Instead, they understand finances, capital business funding, and business growth models.
Successful private equity and venture capital attorneys have significant business training and experience.
They understand the nature of the business venture in order to provide sound advice for their clients as they finalize funding agreements and conduct operations.
The practice of private equity and venture capital law is largely advisory.
Attorneys can expect to spend a great deal of time explaining laws to their clients.
Regulations require complex disclosures.
Private equity/venture capital attorneys are involved in the process of helping their clients meet their legal obligations.
Litigation is less common for private equity/venture capital attorneys than it is for other legal specialties.
Although disputes may arise, it’s more common for attorneys in the field to spend their time preparing documents and filings than engaging in high-conflict litigation.
Nevertheless, negotiation skills are still important as attorneys in the field work with other parties in order to create and finalize business deals.
Why Practice Private Equity/Venture Capital Law?
Private equity/venture capital law is a rewarding career choice for any attorney who is also skilled in business and finance.
For lawyers who would rather work with numbers and financial regulations than walk into a courtroom on a frequent basis, private equity/venture capital law is a welcome legal niche.
Attorneys with a background in accounting or finance are uniquely qualified to undertake work in the field.
Attorneys in private equity or venture capital may work for the government, for a business, or for a private law firm.
With many options, an attorney can structure their career in the way that they find most palatable.
Enforcement work and policy-shaping actions may be rewarding for a government attorney, while in-house counsel may find satisfaction in having one, singular and present client.
Private practice attorneys typically work for large firms and specialize in only business law matters including private equity and venture capital.
Starting a Legal Practice for Startups
Private equity and venture capital are two ways that businesses get the resources they need to do their work.

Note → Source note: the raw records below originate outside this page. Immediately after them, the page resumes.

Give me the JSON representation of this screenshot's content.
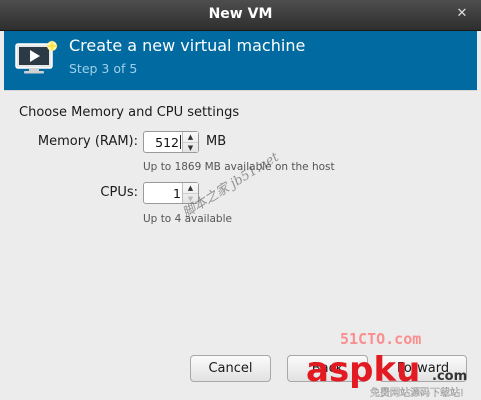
{
  "window": {
    "title": "New VM",
    "close_glyph": "✕"
  },
  "header": {
    "title": "Create a new virtual machine",
    "step": "Step 3 of 5",
    "icon": "monitor-sparkle-icon",
    "accent_color": "#006aa1"
  },
  "content": {
    "section_title": "Choose Memory and CPU settings",
    "memory": {
      "label": "Memory (RAM):",
      "value": "512",
      "unit": "MB",
      "hint": "Up to 1869 MB available on the host"
    },
    "cpus": {
      "label": "CPUs:",
      "value": "1",
      "hint": "Up to 4 available"
    }
  },
  "buttons": {
    "cancel": "Cancel",
    "back": "Back",
    "forward": "Forward"
  },
  "watermarks": {
    "diagonal_text": "脚本之家 jb51.net",
    "site_text": "51CTO.com",
    "logo_text": "aspku",
    "logo_suffix": ".com",
    "logo_tagline": "免费网站源码下载站!"
  }
}
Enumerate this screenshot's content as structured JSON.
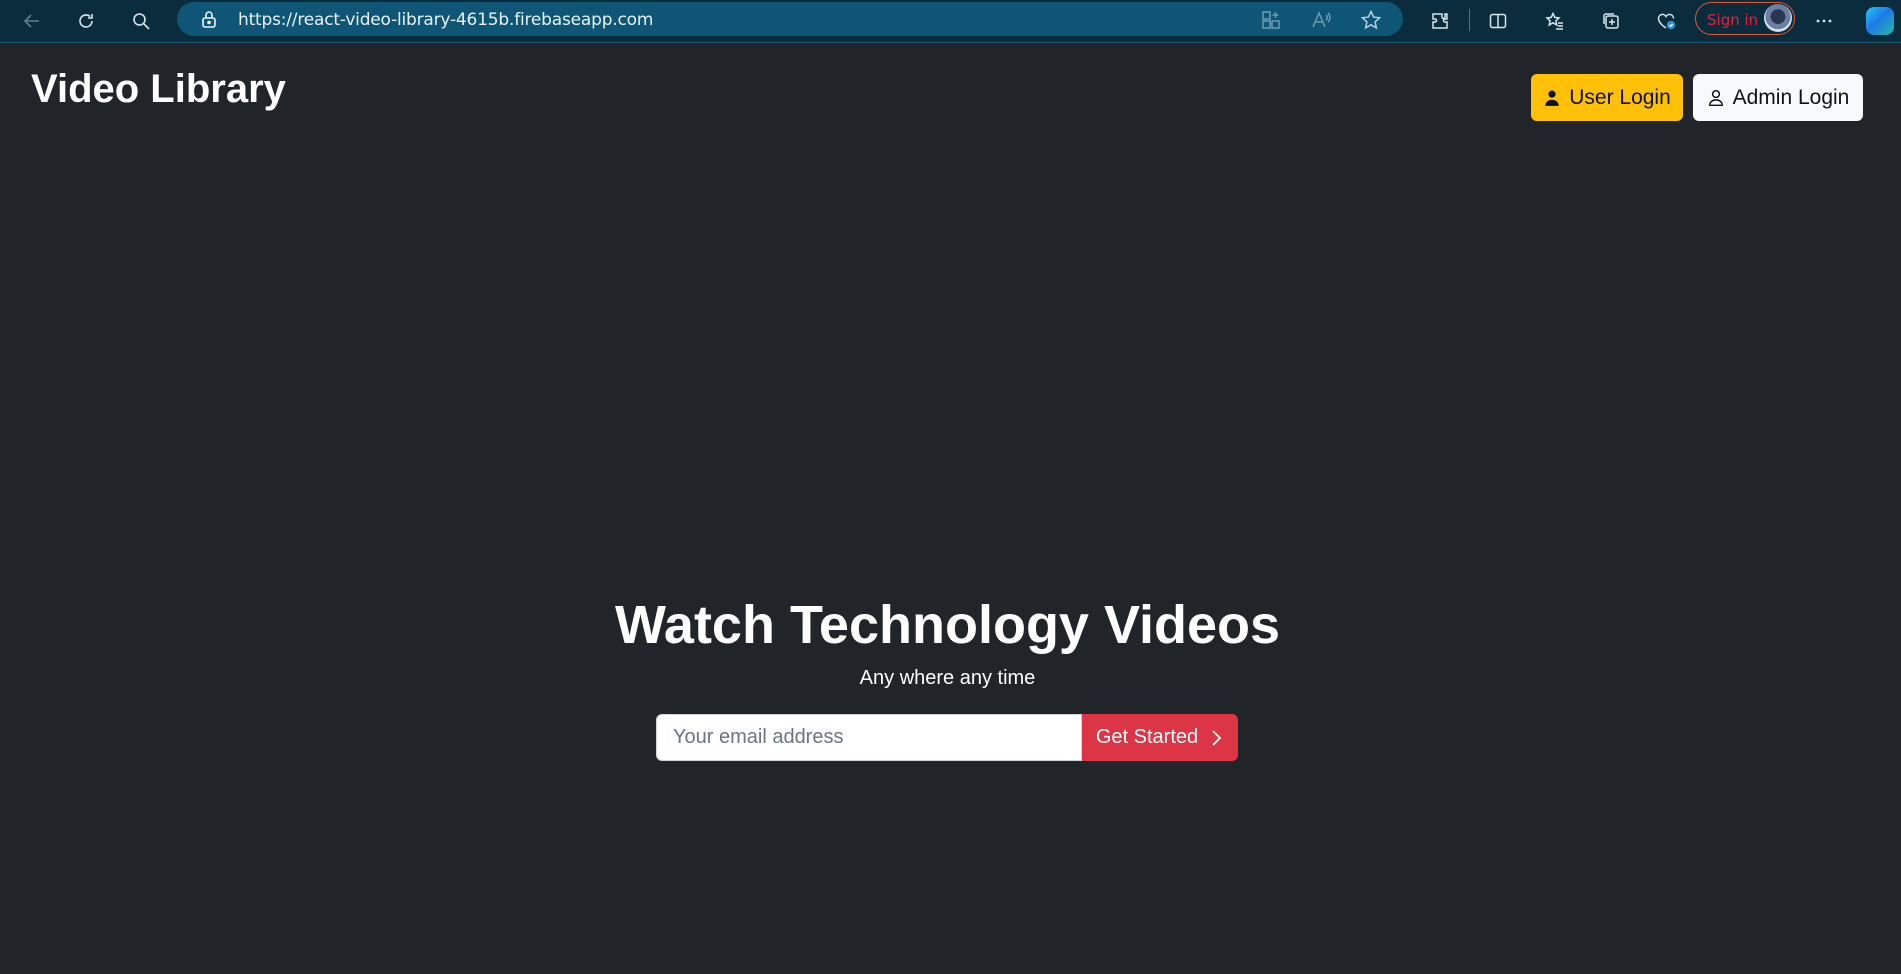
{
  "browser": {
    "url": "https://react-video-library-4615b.firebaseapp.com",
    "sign_in_label": "Sign in"
  },
  "header": {
    "title": "Video Library",
    "user_login_label": "User Login",
    "admin_login_label": "Admin Login"
  },
  "hero": {
    "title": "Watch Technology Videos",
    "subtitle": "Any where any time",
    "email_placeholder": "Your email address",
    "email_value": "",
    "get_started_label": "Get Started"
  },
  "colors": {
    "page_background": "#212529",
    "user_login_button": "#ffc107",
    "admin_login_button": "#f8f9fa",
    "get_started_button": "#dc3545",
    "browser_bar": "#0b2c3d",
    "address_bar": "#0f5576"
  },
  "icons": {
    "back": "arrow-left-icon",
    "refresh": "refresh-icon",
    "search": "search-icon",
    "lock": "lock-icon",
    "user_login": "person-fill-icon",
    "admin_login": "person-outline-icon",
    "get_started": "chevron-right-icon"
  }
}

In order to succeed, they need sound legal advice about the regulations that apply to these financial transactions.
Private equity/venture capital lawyers are a critical part of the business.